-- Exercise requirements --
All of the entries below must be copied out exactly.

-- Data section --
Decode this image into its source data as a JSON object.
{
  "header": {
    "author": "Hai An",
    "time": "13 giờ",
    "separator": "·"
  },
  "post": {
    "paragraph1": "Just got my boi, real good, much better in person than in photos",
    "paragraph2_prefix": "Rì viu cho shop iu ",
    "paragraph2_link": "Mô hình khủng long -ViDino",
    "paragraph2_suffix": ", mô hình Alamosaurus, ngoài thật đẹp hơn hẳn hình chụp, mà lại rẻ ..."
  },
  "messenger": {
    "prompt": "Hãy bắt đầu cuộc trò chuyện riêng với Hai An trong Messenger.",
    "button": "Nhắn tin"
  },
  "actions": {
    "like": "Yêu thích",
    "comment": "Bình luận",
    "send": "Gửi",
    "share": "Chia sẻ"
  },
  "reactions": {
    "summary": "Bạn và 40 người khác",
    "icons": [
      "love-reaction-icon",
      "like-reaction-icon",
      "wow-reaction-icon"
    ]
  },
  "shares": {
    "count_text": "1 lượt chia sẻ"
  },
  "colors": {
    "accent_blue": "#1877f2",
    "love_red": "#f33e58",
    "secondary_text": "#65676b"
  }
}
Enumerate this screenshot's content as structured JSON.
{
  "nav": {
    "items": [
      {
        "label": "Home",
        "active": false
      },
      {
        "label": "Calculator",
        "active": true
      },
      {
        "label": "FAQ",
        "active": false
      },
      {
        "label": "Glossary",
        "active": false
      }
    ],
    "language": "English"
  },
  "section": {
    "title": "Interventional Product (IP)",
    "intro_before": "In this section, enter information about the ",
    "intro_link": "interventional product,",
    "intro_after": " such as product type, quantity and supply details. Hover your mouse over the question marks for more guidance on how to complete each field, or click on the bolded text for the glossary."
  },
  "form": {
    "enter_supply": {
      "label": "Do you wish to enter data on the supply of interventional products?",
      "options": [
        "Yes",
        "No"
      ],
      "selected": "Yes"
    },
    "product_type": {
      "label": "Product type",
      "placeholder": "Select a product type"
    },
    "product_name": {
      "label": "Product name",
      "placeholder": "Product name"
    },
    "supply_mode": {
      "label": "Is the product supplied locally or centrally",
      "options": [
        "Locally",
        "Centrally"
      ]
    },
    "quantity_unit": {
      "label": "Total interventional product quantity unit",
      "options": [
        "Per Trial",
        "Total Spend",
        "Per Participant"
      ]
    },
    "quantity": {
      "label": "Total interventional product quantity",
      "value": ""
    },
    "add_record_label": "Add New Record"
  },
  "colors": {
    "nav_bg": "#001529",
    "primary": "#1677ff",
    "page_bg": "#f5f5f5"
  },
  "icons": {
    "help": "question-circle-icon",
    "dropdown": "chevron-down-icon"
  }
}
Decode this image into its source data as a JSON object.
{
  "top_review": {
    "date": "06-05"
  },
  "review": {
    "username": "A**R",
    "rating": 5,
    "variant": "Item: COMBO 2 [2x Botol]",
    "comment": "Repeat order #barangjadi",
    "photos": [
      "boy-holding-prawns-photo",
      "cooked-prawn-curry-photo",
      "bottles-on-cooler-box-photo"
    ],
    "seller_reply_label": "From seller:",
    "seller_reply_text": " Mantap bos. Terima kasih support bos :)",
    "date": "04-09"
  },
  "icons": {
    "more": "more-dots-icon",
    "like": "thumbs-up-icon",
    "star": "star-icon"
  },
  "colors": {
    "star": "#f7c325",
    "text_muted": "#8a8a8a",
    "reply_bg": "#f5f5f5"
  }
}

-- Exercise result --
Decode this image into its source data as a JSON object.
{
  "header": {
    "author": "Hai An",
    "time": "13 giờ",
    "separator": "·"
  },
  "post": {
    "paragraph1": "Just got my boi, real good, much better in person than in photos",
    "paragraph2_prefix": "Rì viu cho shop iu ",
    "paragraph2_link": "Mô hình khủng long -ViDino",
    "paragraph2_suffix": ", mô hình Alamosaurus, ngoài thật đẹp hơn hẳn hình chụp, mà lại rẻ ..."
  },
  "messenger": {
    "prompt": "Hãy bắt đầu cuộc trò chuyện riêng với Hai An trong Messenger.",
    "button": "Nhắn tin"
  },
  "actions": {
    "like": "Yêu thích",
    "comment": "Bình luận",
    "send": "Gửi",
    "share": "Chia sẻ"
  },
  "reactions": {
    "summary": "Bạn và 40 người khác",
    "icons": [
      "love-reaction-icon",
      "like-reaction-icon",
      "wow-reaction-icon"
    ]
  },
  "shares": {
    "count_text": "1 lượt chia sẻ"
  },
  "colors": {
    "accent_blue": "#1877f2",
    "love_red": "#f33e58",
    "secondary_text": "#65676b"
  }
}
Enumerate this screenshot's content as structured JSON.
{
  "nav": {
    "items": [
      {
        "label": "Home",
        "active": false
      },
      {
        "label": "Calculator",
        "active": true
      },
      {
        "label": "FAQ",
        "active": false
      },
      {
        "label": "Glossary",
        "active": false
      }
    ],
    "language": "English"
  },
  "section": {
    "title": "Interventional Product (IP)",
    "intro_before": "In this section, enter information about the ",
    "intro_link": "interventional product,",
    "intro_after": " such as product type, quantity and supply details. Hover your mouse over the question marks for more guidance on how to complete each field, or click on the bolded text for the glossary."
  },
  "form": {
    "enter_supply": {
      "label": "Do you wish to enter data on the supply of interventional products?",
      "options": [
        "Yes",
        "No"
      ],
      "selected": "Yes"
    },
    "product_type": {
      "label": "Product type",
      "placeholder": "Select a product type"
    },
    "product_name": {
      "label": "Product name",
      "placeholder": "Product name"
    },
    "supply_mode": {
      "label": "Is the product supplied locally or centrally",
      "options": [
        "Locally",
        "Centrally"
      ]
    },
    "quantity_unit": {
      "label": "Total interventional product quantity unit",
      "options": [
        "Per Trial",
        "Total Spend",
        "Per Participant"
      ]
    },
    "quantity": {
      "label": "Total interventional product quantity",
      "value": ""
    },
    "add_record_label": "Add New Record"
  },
  "colors": {
    "nav_bg": "#001529",
    "primary": "#1677ff",
    "page_bg": "#f5f5f5"
  },
  "icons": {
    "help": "question-circle-icon",
    "dropdown": "chevron-down-icon"
  }
}
Decode this image into its source data as a JSON object.
{
  "top_review": {
    "date": "06-05"
  },
  "review": {
    "username": "A**R",
    "rating": 5,
    "variant": "Item: COMBO 2 [2x Botol]",
    "comment": "Repeat order #barangjadi",
    "photos": [
      "boy-holding-prawns-photo",
      "cooked-prawn-curry-photo",
      "bottles-on-cooler-box-photo"
    ],
    "seller_reply_label": "From seller:",
    "seller_reply_text": " Mantap bos. Terima kasih support bos :)",
    "date": "04-09"
  },
  "icons": {
    "more": "more-dots-icon",
    "like": "thumbs-up-icon",
    "star": "star-icon"
  },
  "colors": {
    "star": "#f7c325",
    "text_muted": "#8a8a8a",
    "reply_bg": "#f5f5f5"
  }
}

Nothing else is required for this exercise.